### Exercise goal
Output the listing exactly as written, apart from its pictures.

*** Supplied data ***

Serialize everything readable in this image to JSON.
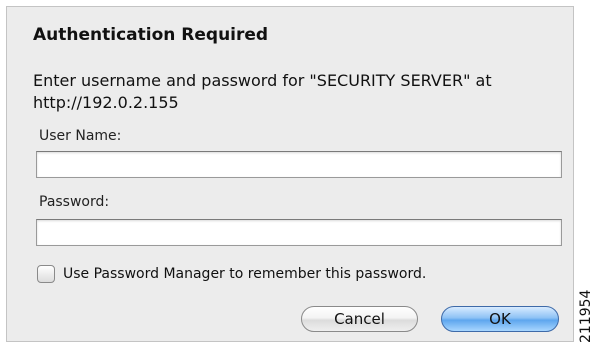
{
  "dialog": {
    "title": "Authentication Required",
    "message": "Enter username and password for \"SECURITY SERVER\" at http://192.0.2.155",
    "username_label": "User Name:",
    "username_value": "",
    "password_label": "Password:",
    "password_value": "",
    "remember_label": "Use Password Manager to remember this password.",
    "remember_checked": false,
    "cancel_label": "Cancel",
    "ok_label": "OK"
  },
  "figure_number": "211954",
  "colors": {
    "dialog_background": "#ececec",
    "ok_button_blue": "#5ea6ee"
  }
}
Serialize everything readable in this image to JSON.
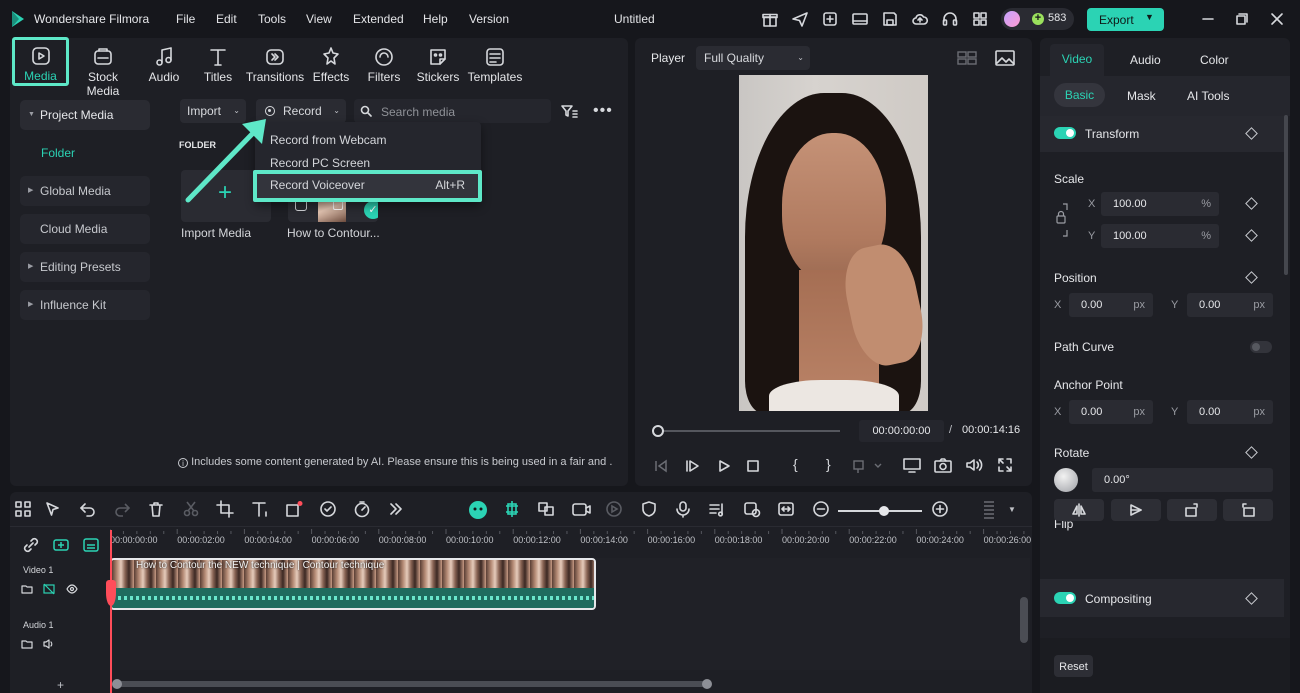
{
  "app": {
    "name": "Wondershare Filmora",
    "project_title": "Untitled",
    "credits": "583",
    "export_label": "Export"
  },
  "menu": [
    "File",
    "Edit",
    "Tools",
    "View",
    "Extended",
    "Help",
    "Version"
  ],
  "toolbar_tabs": [
    "Media",
    "Stock Media",
    "Audio",
    "Titles",
    "Transitions",
    "Effects",
    "Filters",
    "Stickers",
    "Templates"
  ],
  "sidebar": {
    "project_media": "Project Media",
    "folder": "Folder",
    "global_media": "Global Media",
    "cloud_media": "Cloud Media",
    "editing_presets": "Editing Presets",
    "influence_kit": "Influence Kit"
  },
  "media": {
    "import_label": "Import",
    "record_label": "Record",
    "search_placeholder": "Search media",
    "folder_heading": "FOLDER",
    "import_tile_label": "Import Media",
    "clip_label": "How to Contour...",
    "notice": "Includes some content generated by AI. Please ensure this is being used in a fair and ."
  },
  "record_menu": {
    "webcam": "Record from Webcam",
    "screen": "Record PC Screen",
    "voiceover": "Record Voiceover",
    "voiceover_shortcut": "Alt+R"
  },
  "player": {
    "label": "Player",
    "quality": "Full Quality",
    "current_time": "00:00:00:00",
    "separator": "/",
    "total_time": "00:00:14:16"
  },
  "properties": {
    "tabs": [
      "Video",
      "Audio",
      "Color"
    ],
    "subtabs": [
      "Basic",
      "Mask",
      "AI Tools"
    ],
    "transform": "Transform",
    "scale": "Scale",
    "scale_x": "100.00",
    "scale_y": "100.00",
    "percent": "%",
    "position": "Position",
    "pos_x": "0.00",
    "pos_y": "0.00",
    "px": "px",
    "path_curve": "Path Curve",
    "anchor_point": "Anchor Point",
    "anchor_x": "0.00",
    "anchor_y": "0.00",
    "rotate": "Rotate",
    "rotate_value": "0.00°",
    "flip": "Flip",
    "compositing": "Compositing",
    "reset": "Reset",
    "x": "X",
    "y": "Y"
  },
  "timeline": {
    "ticks": [
      "00:00:00:00",
      "00:00:02:00",
      "00:00:04:00",
      "00:00:06:00",
      "00:00:08:00",
      "00:00:10:00",
      "00:00:12:00",
      "00:00:14:00",
      "00:00:16:00",
      "00:00:18:00",
      "00:00:20:00",
      "00:00:22:00",
      "00:00:24:00",
      "00:00:26:00"
    ],
    "video_track": "Video 1",
    "audio_track": "Audio 1",
    "clip_title": "How to Contour the NEW technique | Contour technique"
  },
  "colors": {
    "accent": "#2bd3b4",
    "export": "#2bd3b4",
    "highlight_box": "#5ee8c8",
    "playhead": "#ff4d5a"
  }
}
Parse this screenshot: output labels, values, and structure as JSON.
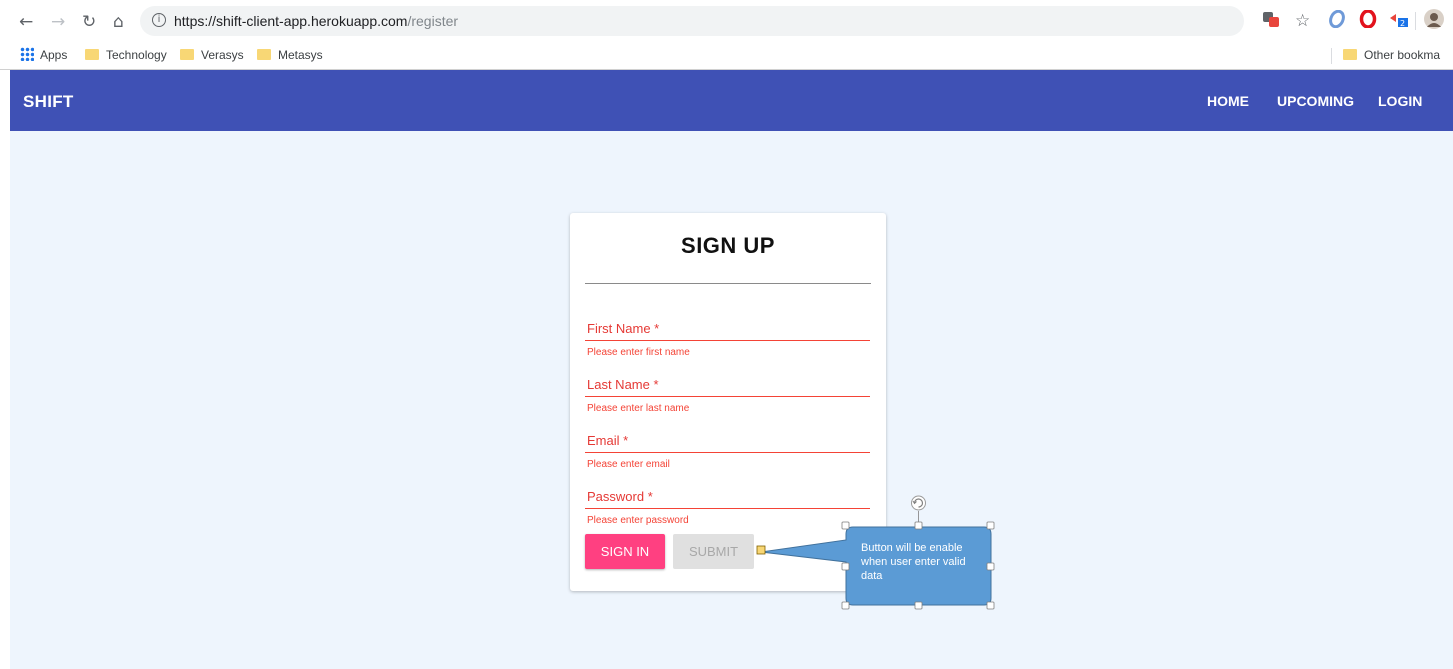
{
  "browser": {
    "url_host": "https://shift-client-app.herokuapp.com",
    "url_path": "/register",
    "bookmarks": [
      "Apps",
      "Technology",
      "Verasys",
      "Metasys"
    ],
    "other_bookmarks": "Other bookma",
    "extension_badge": "2"
  },
  "navbar": {
    "brand": "SHIFT",
    "links": [
      "HOME",
      "UPCOMING",
      "LOGIN"
    ],
    "color": "#3f51b5"
  },
  "form": {
    "title": "SIGN UP",
    "fields": [
      {
        "label": "First Name *",
        "error": "Please enter first name"
      },
      {
        "label": "Last Name *",
        "error": "Please enter last name"
      },
      {
        "label": "Email *",
        "error": "Please enter email"
      },
      {
        "label": "Password *",
        "error": "Please enter password"
      }
    ],
    "signin_label": "SIGN IN",
    "submit_label": "SUBMIT",
    "accent_color": "#ff4081",
    "error_color": "#f44336"
  },
  "annotation": {
    "text": "Button will be enable when user enter valid data",
    "color": "#5b9bd5"
  }
}
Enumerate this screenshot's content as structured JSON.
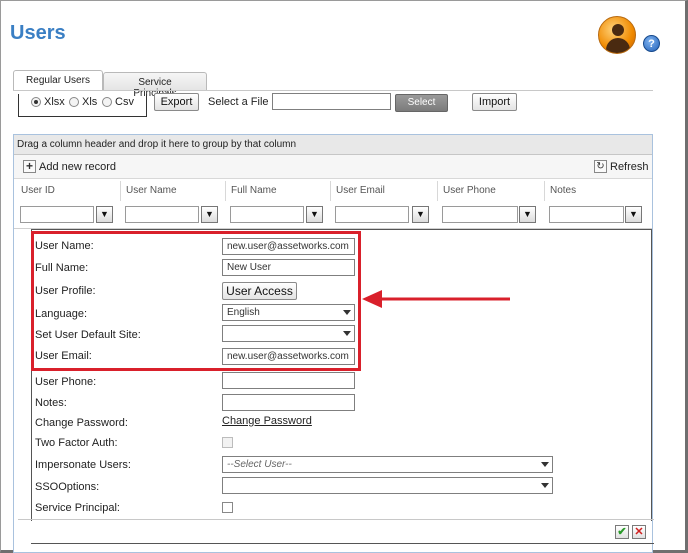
{
  "page": {
    "title": "Users"
  },
  "colors": {
    "accent": "#3a7fc4",
    "highlight": "#d9202b"
  },
  "tabs": [
    {
      "label": "Regular Users",
      "active": true
    },
    {
      "label": "Service Principals",
      "active": false
    }
  ],
  "export": {
    "formats": [
      {
        "label": "Xlsx",
        "selected": true
      },
      {
        "label": "Xls",
        "selected": false
      },
      {
        "label": "Csv",
        "selected": false
      }
    ],
    "export_label": "Export",
    "select_file_label": "Select a File :",
    "file_value": "",
    "select_label": "Select",
    "import_label": "Import"
  },
  "grid": {
    "group_hint": "Drag a column header and drop it here to group by that column",
    "add_record_label": "Add new record",
    "refresh_label": "Refresh",
    "columns": [
      "User ID",
      "User Name",
      "Full Name",
      "User Email",
      "User Phone",
      "Notes"
    ],
    "filter_icon": "filter-icon"
  },
  "form": {
    "user_name": {
      "label": "User Name:",
      "value": "new.user@assetworks.com"
    },
    "full_name": {
      "label": "Full Name:",
      "value": "New User"
    },
    "user_profile": {
      "label": "User Profile:",
      "button_label": "User Access"
    },
    "language": {
      "label": "Language:",
      "value": "English"
    },
    "default_site": {
      "label": "Set User Default Site:",
      "value": ""
    },
    "user_email": {
      "label": "User Email:",
      "value": "new.user@assetworks.com"
    },
    "user_phone": {
      "label": "User Phone:",
      "value": ""
    },
    "notes": {
      "label": "Notes:",
      "value": ""
    },
    "change_password": {
      "label": "Change Password:",
      "link_label": "Change Password"
    },
    "two_factor": {
      "label": "Two Factor Auth:",
      "checked": false
    },
    "impersonate": {
      "label": "Impersonate Users:",
      "value": "--Select User--"
    },
    "sso": {
      "label": "SSOOptions:",
      "value": ""
    },
    "service_principal": {
      "label": "Service Principal:",
      "checked": false
    }
  },
  "actions": {
    "ok_icon": "check-icon",
    "cancel_icon": "cancel-x-icon"
  }
}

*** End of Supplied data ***

### Solution to this problem
Serialize everything readable in this image to JSON.
{
  "dialog": {
    "title": "Authentication Required",
    "message": "Enter username and password for \"SECURITY SERVER\" at http://192.0.2.155",
    "username_label": "User Name:",
    "username_value": "",
    "password_label": "Password:",
    "password_value": "",
    "remember_label": "Use Password Manager to remember this password.",
    "remember_checked": false,
    "cancel_label": "Cancel",
    "ok_label": "OK"
  },
  "figure_number": "211954",
  "colors": {
    "dialog_background": "#ececec",
    "ok_button_blue": "#5ea6ee"
  }
}
Serialize everything readable in this image to JSON.
{
  "app": {
    "name": "Wondershare Filmora",
    "project_title": "Untitled",
    "credits": "583",
    "export_label": "Export"
  },
  "menu": [
    "File",
    "Edit",
    "Tools",
    "View",
    "Extended",
    "Help",
    "Version"
  ],
  "toolbar_tabs": [
    "Media",
    "Stock Media",
    "Audio",
    "Titles",
    "Transitions",
    "Effects",
    "Filters",
    "Stickers",
    "Templates"
  ],
  "sidebar": {
    "project_media": "Project Media",
    "folder": "Folder",
    "global_media": "Global Media",
    "cloud_media": "Cloud Media",
    "editing_presets": "Editing Presets",
    "influence_kit": "Influence Kit"
  },
  "media": {
    "import_label": "Import",
    "record_label": "Record",
    "search_placeholder": "Search media",
    "folder_heading": "FOLDER",
    "import_tile_label": "Import Media",
    "clip_label": "How to Contour...",
    "notice": "Includes some content generated by AI. Please ensure this is being used in a fair and ."
  },
  "record_menu": {
    "webcam": "Record from Webcam",
    "screen": "Record PC Screen",
    "voiceover": "Record Voiceover",
    "voiceover_shortcut": "Alt+R"
  },
  "player": {
    "label": "Player",
    "quality": "Full Quality",
    "current_time": "00:00:00:00",
    "separator": "/",
    "total_time": "00:00:14:16"
  },
  "properties": {
    "tabs": [
      "Video",
      "Audio",
      "Color"
    ],
    "subtabs": [
      "Basic",
      "Mask",
      "AI Tools"
    ],
    "transform": "Transform",
    "scale": "Scale",
    "scale_x": "100.00",
    "scale_y": "100.00",
    "percent": "%",
    "position": "Position",
    "pos_x": "0.00",
    "pos_y": "0.00",
    "px": "px",
    "path_curve": "Path Curve",
    "anchor_point": "Anchor Point",
    "anchor_x": "0.00",
    "anchor_y": "0.00",
    "rotate": "Rotate",
    "rotate_value": "0.00°",
    "flip": "Flip",
    "compositing": "Compositing",
    "reset": "Reset",
    "x": "X",
    "y": "Y"
  },
  "timeline": {
    "ticks": [
      "00:00:00:00",
      "00:00:02:00",
      "00:00:04:00",
      "00:00:06:00",
      "00:00:08:00",
      "00:00:10:00",
      "00:00:12:00",
      "00:00:14:00",
      "00:00:16:00",
      "00:00:18:00",
      "00:00:20:00",
      "00:00:22:00",
      "00:00:24:00",
      "00:00:26:00"
    ],
    "video_track": "Video 1",
    "audio_track": "Audio 1",
    "clip_title": "How to Contour the NEW technique | Contour technique"
  },
  "colors": {
    "accent": "#2bd3b4",
    "export": "#2bd3b4",
    "highlight_box": "#5ee8c8",
    "playhead": "#ff4d5a"
  }
}
Parse this screenshot: output labels, values, and structure as JSON.
{
  "browser": {
    "url_host": "https://shift-client-app.herokuapp.com",
    "url_path": "/register",
    "bookmarks": [
      "Apps",
      "Technology",
      "Verasys",
      "Metasys"
    ],
    "other_bookmarks": "Other bookma",
    "extension_badge": "2"
  },
  "navbar": {
    "brand": "SHIFT",
    "links": [
      "HOME",
      "UPCOMING",
      "LOGIN"
    ],
    "color": "#3f51b5"
  },
  "form": {
    "title": "SIGN UP",
    "fields": [
      {
        "label": "First Name *",
        "error": "Please enter first name"
      },
      {
        "label": "Last Name *",
        "error": "Please enter last name"
      },
      {
        "label": "Email *",
        "error": "Please enter email"
      },
      {
        "label": "Password *",
        "error": "Please enter password"
      }
    ],
    "signin_label": "SIGN IN",
    "submit_label": "SUBMIT",
    "accent_color": "#ff4081",
    "error_color": "#f44336"
  },
  "annotation": {
    "text": "Button will be enable when user enter valid data",
    "color": "#5b9bd5"
  }
}
Enumerate this screenshot's content as structured JSON.
{
  "page": {
    "title": "Users"
  },
  "colors": {
    "accent": "#3a7fc4",
    "highlight": "#d9202b"
  },
  "tabs": [
    {
      "label": "Regular Users",
      "active": true
    },
    {
      "label": "Service Principals",
      "active": false
    }
  ],
  "export": {
    "formats": [
      {
        "label": "Xlsx",
        "selected": true
      },
      {
        "label": "Xls",
        "selected": false
      },
      {
        "label": "Csv",
        "selected": false
      }
    ],
    "export_label": "Export",
    "select_file_label": "Select a File :",
    "file_value": "",
    "select_label": "Select",
    "import_label": "Import"
  },
  "grid": {
    "group_hint": "Drag a column header and drop it here to group by that column",
    "add_record_label": "Add new record",
    "refresh_label": "Refresh",
    "columns": [
      "User ID",
      "User Name",
      "Full Name",
      "User Email",
      "User Phone",
      "Notes"
    ],
    "filter_icon": "filter-icon"
  },
  "form": {
    "user_name": {
      "label": "User Name:",
      "value": "new.user@assetworks.com"
    },
    "full_name": {
      "label": "Full Name:",
      "value": "New User"
    },
    "user_profile": {
      "label": "User Profile:",
      "button_label": "User Access"
    },
    "language": {
      "label": "Language:",
      "value": "English"
    },
    "default_site": {
      "label": "Set User Default Site:",
      "value": ""
    },
    "user_email": {
      "label": "User Email:",
      "value": "new.user@assetworks.com"
    },
    "user_phone": {
      "label": "User Phone:",
      "value": ""
    },
    "notes": {
      "label": "Notes:",
      "value": ""
    },
    "change_password": {
      "label": "Change Password:",
      "link_label": "Change Password"
    },
    "two_factor": {
      "label": "Two Factor Auth:",
      "checked": false
    },
    "impersonate": {
      "label": "Impersonate Users:",
      "value": "--Select User--"
    },
    "sso": {
      "label": "SSOOptions:",
      "value": ""
    },
    "service_principal": {
      "label": "Service Principal:",
      "checked": false
    }
  },
  "actions": {
    "ok_icon": "check-icon",
    "cancel_icon": "cancel-x-icon"
  }
}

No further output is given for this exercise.